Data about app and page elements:
┏━━
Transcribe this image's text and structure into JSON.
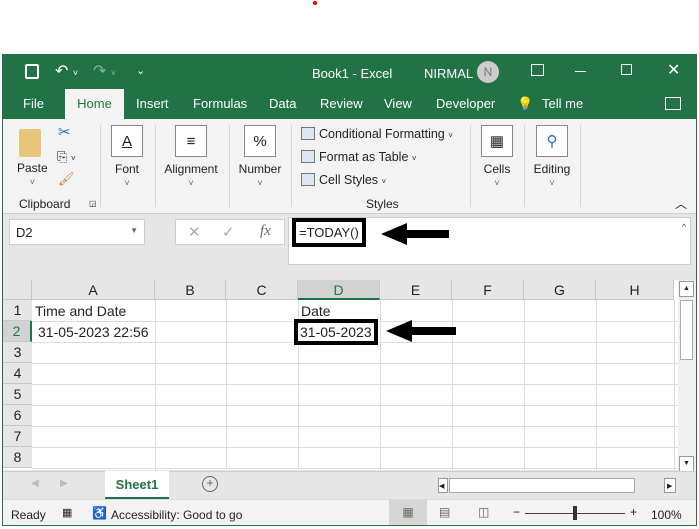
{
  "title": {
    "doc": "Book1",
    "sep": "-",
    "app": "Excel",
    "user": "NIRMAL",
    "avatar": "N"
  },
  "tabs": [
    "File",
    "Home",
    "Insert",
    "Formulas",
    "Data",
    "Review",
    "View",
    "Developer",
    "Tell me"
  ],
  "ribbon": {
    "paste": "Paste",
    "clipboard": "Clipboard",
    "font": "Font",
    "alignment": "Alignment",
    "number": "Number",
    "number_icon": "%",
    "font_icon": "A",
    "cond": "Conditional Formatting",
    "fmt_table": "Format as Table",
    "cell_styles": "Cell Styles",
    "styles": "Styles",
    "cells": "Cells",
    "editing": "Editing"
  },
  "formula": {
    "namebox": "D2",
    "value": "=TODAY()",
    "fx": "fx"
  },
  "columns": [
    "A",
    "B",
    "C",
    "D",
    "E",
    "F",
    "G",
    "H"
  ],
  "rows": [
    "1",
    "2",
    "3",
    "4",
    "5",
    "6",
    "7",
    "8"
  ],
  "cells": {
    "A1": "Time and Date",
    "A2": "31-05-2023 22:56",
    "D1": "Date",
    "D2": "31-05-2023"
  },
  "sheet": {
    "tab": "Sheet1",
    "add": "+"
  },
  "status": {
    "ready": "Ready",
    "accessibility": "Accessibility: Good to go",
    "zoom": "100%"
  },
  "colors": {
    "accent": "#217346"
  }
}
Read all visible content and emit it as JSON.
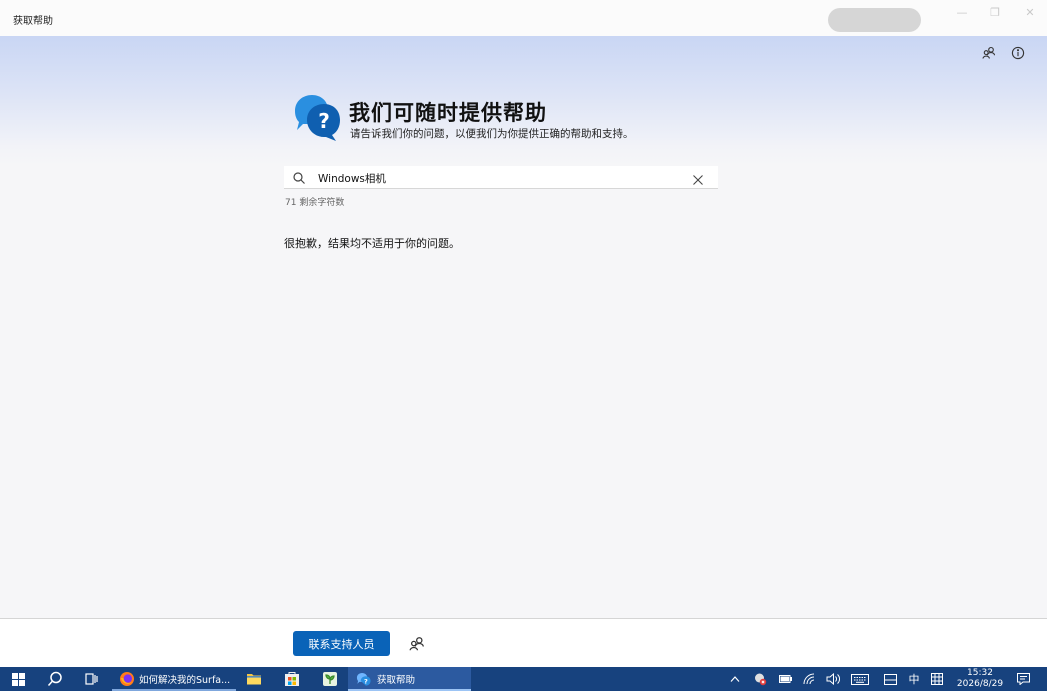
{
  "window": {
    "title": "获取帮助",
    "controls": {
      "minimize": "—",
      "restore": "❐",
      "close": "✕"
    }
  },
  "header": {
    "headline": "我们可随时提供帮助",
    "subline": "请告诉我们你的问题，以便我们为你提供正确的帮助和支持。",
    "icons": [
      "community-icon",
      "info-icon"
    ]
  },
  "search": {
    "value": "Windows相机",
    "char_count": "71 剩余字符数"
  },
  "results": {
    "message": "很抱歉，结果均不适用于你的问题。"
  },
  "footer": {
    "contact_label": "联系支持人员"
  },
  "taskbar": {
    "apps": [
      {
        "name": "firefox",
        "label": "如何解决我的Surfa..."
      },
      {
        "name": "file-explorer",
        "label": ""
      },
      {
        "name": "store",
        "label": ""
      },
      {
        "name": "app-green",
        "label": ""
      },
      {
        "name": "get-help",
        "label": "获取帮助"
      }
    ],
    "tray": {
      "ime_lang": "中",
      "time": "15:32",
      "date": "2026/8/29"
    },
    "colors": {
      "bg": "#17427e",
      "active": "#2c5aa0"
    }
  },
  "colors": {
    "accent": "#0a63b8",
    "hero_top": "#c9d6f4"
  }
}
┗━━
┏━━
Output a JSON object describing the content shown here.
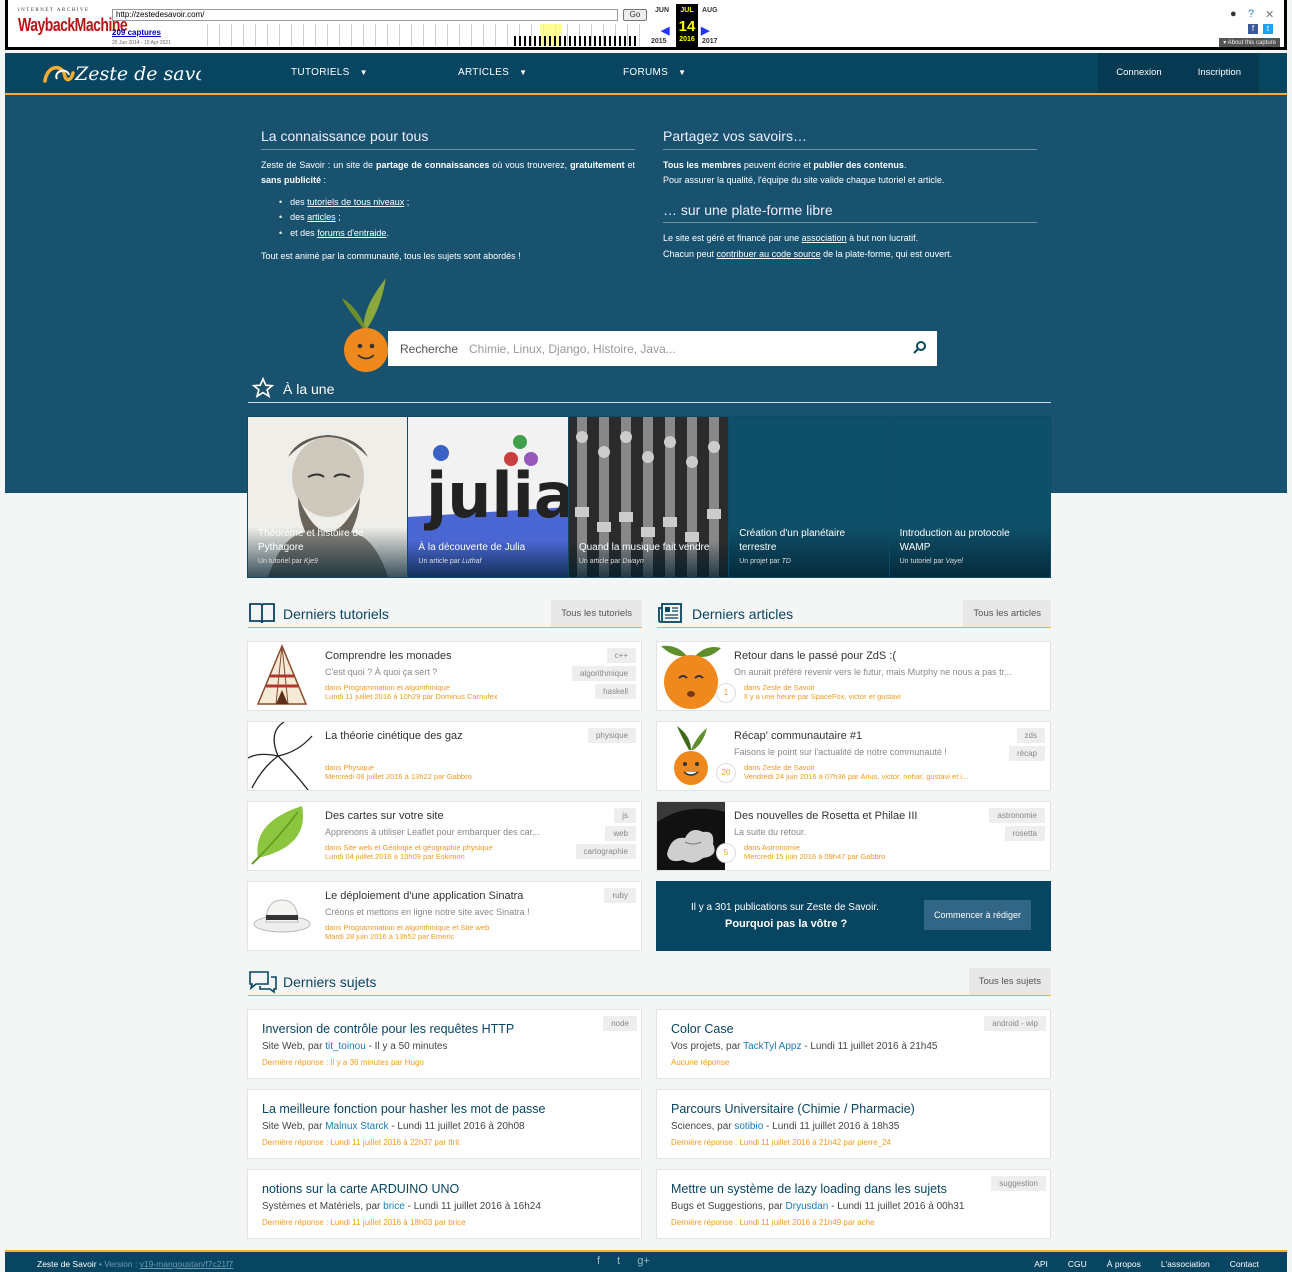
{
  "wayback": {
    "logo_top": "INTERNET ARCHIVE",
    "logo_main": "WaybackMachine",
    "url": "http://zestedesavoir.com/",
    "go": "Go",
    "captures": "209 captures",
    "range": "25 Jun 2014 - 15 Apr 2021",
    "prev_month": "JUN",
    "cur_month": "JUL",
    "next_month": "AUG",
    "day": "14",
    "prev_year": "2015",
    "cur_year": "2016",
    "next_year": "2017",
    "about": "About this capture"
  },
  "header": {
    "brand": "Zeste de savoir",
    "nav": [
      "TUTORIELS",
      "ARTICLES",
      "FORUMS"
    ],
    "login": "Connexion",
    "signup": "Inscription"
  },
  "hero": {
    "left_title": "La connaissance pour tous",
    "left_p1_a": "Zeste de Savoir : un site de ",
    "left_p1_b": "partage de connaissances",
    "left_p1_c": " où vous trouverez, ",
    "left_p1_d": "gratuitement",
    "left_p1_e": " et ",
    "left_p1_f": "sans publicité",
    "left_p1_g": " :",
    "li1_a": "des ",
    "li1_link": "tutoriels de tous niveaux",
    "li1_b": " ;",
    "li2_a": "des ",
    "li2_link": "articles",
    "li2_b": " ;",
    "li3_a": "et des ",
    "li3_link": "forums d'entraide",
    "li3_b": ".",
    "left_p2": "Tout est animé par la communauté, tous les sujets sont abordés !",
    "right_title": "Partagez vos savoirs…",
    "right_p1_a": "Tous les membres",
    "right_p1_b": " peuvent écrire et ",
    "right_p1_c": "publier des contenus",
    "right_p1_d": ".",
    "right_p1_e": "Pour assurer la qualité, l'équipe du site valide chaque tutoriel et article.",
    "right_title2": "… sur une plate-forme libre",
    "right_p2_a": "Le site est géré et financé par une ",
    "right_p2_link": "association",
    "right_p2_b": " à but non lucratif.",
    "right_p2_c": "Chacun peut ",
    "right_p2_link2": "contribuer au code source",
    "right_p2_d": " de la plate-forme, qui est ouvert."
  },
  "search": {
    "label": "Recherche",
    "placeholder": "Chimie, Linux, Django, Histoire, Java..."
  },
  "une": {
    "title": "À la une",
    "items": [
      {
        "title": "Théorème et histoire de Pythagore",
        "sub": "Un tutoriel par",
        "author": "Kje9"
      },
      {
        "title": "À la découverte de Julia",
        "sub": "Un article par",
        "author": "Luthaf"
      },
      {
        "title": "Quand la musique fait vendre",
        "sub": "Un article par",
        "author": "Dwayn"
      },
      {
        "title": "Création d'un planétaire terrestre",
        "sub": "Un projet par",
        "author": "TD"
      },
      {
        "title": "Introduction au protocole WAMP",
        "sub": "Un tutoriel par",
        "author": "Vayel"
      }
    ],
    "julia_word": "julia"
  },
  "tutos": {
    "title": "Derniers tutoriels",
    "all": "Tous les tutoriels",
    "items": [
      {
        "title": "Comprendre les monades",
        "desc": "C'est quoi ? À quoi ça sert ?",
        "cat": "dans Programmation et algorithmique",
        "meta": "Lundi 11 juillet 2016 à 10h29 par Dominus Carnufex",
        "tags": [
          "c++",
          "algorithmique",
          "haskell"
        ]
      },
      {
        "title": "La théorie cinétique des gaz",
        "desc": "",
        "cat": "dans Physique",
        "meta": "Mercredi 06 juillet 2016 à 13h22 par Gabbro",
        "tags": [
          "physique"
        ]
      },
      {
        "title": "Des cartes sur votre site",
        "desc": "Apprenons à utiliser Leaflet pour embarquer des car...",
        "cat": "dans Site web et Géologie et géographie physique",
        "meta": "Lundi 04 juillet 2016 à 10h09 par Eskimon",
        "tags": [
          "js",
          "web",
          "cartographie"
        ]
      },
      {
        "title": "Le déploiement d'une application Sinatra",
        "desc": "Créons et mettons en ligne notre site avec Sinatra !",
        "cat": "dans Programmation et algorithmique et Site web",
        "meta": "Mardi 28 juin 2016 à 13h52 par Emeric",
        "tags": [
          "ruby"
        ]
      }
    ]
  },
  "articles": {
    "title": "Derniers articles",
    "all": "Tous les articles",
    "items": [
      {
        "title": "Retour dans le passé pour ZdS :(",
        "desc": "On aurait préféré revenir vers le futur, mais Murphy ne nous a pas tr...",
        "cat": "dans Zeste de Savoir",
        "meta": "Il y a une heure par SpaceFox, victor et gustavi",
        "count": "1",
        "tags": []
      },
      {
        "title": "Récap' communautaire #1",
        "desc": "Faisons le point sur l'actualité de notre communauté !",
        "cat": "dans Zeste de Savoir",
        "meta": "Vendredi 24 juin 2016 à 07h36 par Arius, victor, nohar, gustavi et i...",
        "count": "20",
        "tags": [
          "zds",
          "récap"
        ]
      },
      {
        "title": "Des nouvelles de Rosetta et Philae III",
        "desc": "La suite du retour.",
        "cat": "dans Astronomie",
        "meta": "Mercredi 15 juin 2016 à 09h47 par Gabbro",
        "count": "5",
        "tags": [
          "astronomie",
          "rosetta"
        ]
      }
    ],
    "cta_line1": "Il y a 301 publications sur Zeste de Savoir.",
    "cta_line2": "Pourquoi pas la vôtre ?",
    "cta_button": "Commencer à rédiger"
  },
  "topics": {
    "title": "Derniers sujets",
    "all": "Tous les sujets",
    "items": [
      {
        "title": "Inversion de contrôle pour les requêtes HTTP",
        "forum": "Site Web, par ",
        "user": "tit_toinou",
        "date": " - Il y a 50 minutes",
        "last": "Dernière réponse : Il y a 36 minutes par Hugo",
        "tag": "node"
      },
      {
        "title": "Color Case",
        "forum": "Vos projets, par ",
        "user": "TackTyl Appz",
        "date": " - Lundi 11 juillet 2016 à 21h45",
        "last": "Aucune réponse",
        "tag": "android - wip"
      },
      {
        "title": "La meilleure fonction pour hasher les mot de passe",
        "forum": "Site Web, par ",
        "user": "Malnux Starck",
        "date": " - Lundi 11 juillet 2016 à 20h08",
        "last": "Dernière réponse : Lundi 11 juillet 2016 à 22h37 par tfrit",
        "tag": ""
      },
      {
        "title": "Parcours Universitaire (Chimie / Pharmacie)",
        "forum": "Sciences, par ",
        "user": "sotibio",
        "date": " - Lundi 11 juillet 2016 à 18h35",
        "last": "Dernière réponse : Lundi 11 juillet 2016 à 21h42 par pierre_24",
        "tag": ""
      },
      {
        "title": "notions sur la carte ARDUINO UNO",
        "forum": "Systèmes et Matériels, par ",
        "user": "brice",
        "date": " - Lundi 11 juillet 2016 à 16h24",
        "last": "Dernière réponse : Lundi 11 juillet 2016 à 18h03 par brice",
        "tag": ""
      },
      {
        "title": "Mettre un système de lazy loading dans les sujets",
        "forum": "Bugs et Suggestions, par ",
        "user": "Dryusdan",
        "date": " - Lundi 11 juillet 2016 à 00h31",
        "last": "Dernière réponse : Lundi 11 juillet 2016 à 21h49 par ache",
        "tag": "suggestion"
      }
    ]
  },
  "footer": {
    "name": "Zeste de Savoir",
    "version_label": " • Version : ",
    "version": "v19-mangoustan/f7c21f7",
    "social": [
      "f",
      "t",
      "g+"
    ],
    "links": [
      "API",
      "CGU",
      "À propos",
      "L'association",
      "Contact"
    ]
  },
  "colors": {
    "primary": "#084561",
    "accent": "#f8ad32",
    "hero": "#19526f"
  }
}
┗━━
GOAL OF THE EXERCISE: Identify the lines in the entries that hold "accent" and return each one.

ANSWER TO THIS EXERCISE:
    "accent": "#217346"
    "accent": "#0a63b8",
    "accent": "#f8ad32",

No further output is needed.